Task directions — What's wanted is each entry repeated verbatim, minus its images.

Supplied records —
----------------------------------------

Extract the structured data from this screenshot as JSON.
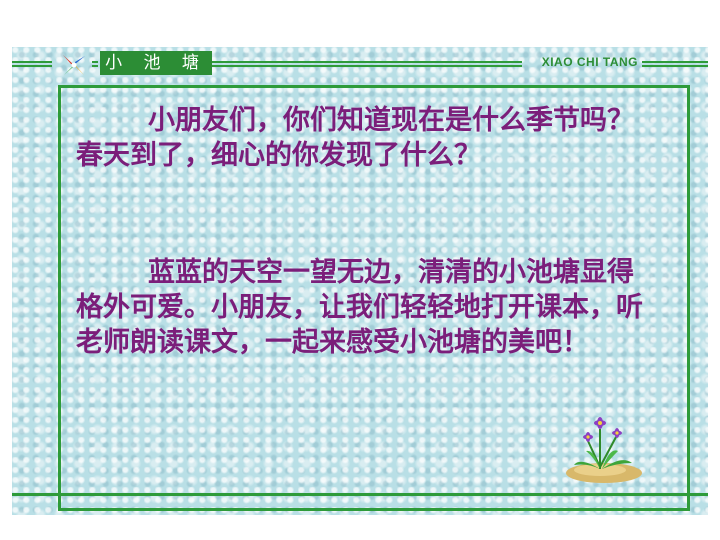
{
  "header": {
    "title": "小 池 塘",
    "en_title": "XIAO CHI TANG"
  },
  "content": {
    "paragraph1": "小朋友们，你们知道现在是什么季节吗？春天到了，细心的你发现了什么？",
    "paragraph2": "蓝蓝的天空一望无边，清清的小池塘显得格外可爱。小朋友，让我们轻轻地打开课本，听老师朗读课文，一起来感受小池塘的美吧！"
  },
  "colors": {
    "accent_green": "#2e9b3a",
    "text_purple": "#7b1e7a",
    "background_water": "#b9dfe6"
  },
  "icons": {
    "logo": "pinwheel-star-icon",
    "decoration": "flower-on-rock-icon"
  }
}
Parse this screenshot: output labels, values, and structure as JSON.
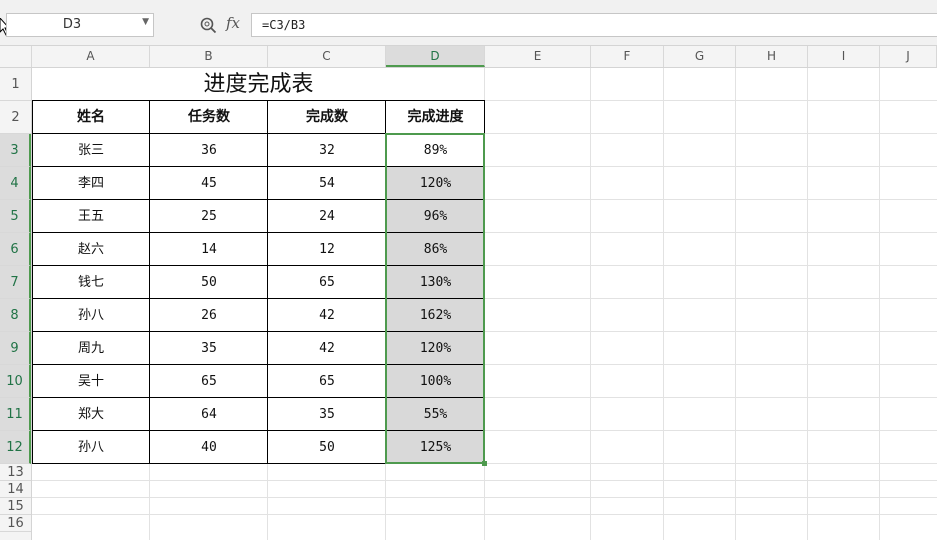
{
  "formula_bar": {
    "name_box": "D3",
    "fx_label": "fx",
    "formula": "=C3/B3"
  },
  "columns": [
    "A",
    "B",
    "C",
    "D",
    "E",
    "F",
    "G",
    "H",
    "I",
    "J"
  ],
  "active_column": "D",
  "rows": [
    "1",
    "2",
    "3",
    "4",
    "5",
    "6",
    "7",
    "8",
    "9",
    "10",
    "11",
    "12",
    "13",
    "14",
    "15",
    "16"
  ],
  "sheet": {
    "title": "进度完成表",
    "headers": [
      "姓名",
      "任务数",
      "完成数",
      "完成进度"
    ],
    "records": [
      {
        "name": "张三",
        "tasks": "36",
        "done": "32",
        "progress": "89%"
      },
      {
        "name": "李四",
        "tasks": "45",
        "done": "54",
        "progress": "120%"
      },
      {
        "name": "王五",
        "tasks": "25",
        "done": "24",
        "progress": "96%"
      },
      {
        "name": "赵六",
        "tasks": "14",
        "done": "12",
        "progress": "86%"
      },
      {
        "name": "钱七",
        "tasks": "50",
        "done": "65",
        "progress": "130%"
      },
      {
        "name": "孙八",
        "tasks": "26",
        "done": "42",
        "progress": "162%"
      },
      {
        "name": "周九",
        "tasks": "35",
        "done": "42",
        "progress": "120%"
      },
      {
        "name": "吴十",
        "tasks": "65",
        "done": "65",
        "progress": "100%"
      },
      {
        "name": "郑大",
        "tasks": "64",
        "done": "35",
        "progress": "55%"
      },
      {
        "name": "孙八",
        "tasks": "40",
        "done": "50",
        "progress": "125%"
      }
    ]
  },
  "colors": {
    "selection": "#4e9a4e",
    "shaded_fill": "#d9d9d9"
  }
}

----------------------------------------

Result —
Extract the structured data from this screenshot as JSON.
{
  "header": {
    "title": "小 池 塘",
    "en_title": "XIAO CHI TANG"
  },
  "content": {
    "paragraph1": "小朋友们，你们知道现在是什么季节吗？春天到了，细心的你发现了什么？",
    "paragraph2": "蓝蓝的天空一望无边，清清的小池塘显得格外可爱。小朋友，让我们轻轻地打开课本，听老师朗读课文，一起来感受小池塘的美吧！"
  },
  "colors": {
    "accent_green": "#2e9b3a",
    "text_purple": "#7b1e7a",
    "background_water": "#b9dfe6"
  },
  "icons": {
    "logo": "pinwheel-star-icon",
    "decoration": "flower-on-rock-icon"
  }
}
Parse this screenshot: output labels, values, and structure as JSON.
{
  "formula_bar": {
    "name_box": "D3",
    "fx_label": "fx",
    "formula": "=C3/B3"
  },
  "columns": [
    "A",
    "B",
    "C",
    "D",
    "E",
    "F",
    "G",
    "H",
    "I",
    "J"
  ],
  "active_column": "D",
  "rows": [
    "1",
    "2",
    "3",
    "4",
    "5",
    "6",
    "7",
    "8",
    "9",
    "10",
    "11",
    "12",
    "13",
    "14",
    "15",
    "16"
  ],
  "sheet": {
    "title": "进度完成表",
    "headers": [
      "姓名",
      "任务数",
      "完成数",
      "完成进度"
    ],
    "records": [
      {
        "name": "张三",
        "tasks": "36",
        "done": "32",
        "progress": "89%"
      },
      {
        "name": "李四",
        "tasks": "45",
        "done": "54",
        "progress": "120%"
      },
      {
        "name": "王五",
        "tasks": "25",
        "done": "24",
        "progress": "96%"
      },
      {
        "name": "赵六",
        "tasks": "14",
        "done": "12",
        "progress": "86%"
      },
      {
        "name": "钱七",
        "tasks": "50",
        "done": "65",
        "progress": "130%"
      },
      {
        "name": "孙八",
        "tasks": "26",
        "done": "42",
        "progress": "162%"
      },
      {
        "name": "周九",
        "tasks": "35",
        "done": "42",
        "progress": "120%"
      },
      {
        "name": "吴十",
        "tasks": "65",
        "done": "65",
        "progress": "100%"
      },
      {
        "name": "郑大",
        "tasks": "64",
        "done": "35",
        "progress": "55%"
      },
      {
        "name": "孙八",
        "tasks": "40",
        "done": "50",
        "progress": "125%"
      }
    ]
  },
  "colors": {
    "selection": "#4e9a4e",
    "shaded_fill": "#d9d9d9"
  }
}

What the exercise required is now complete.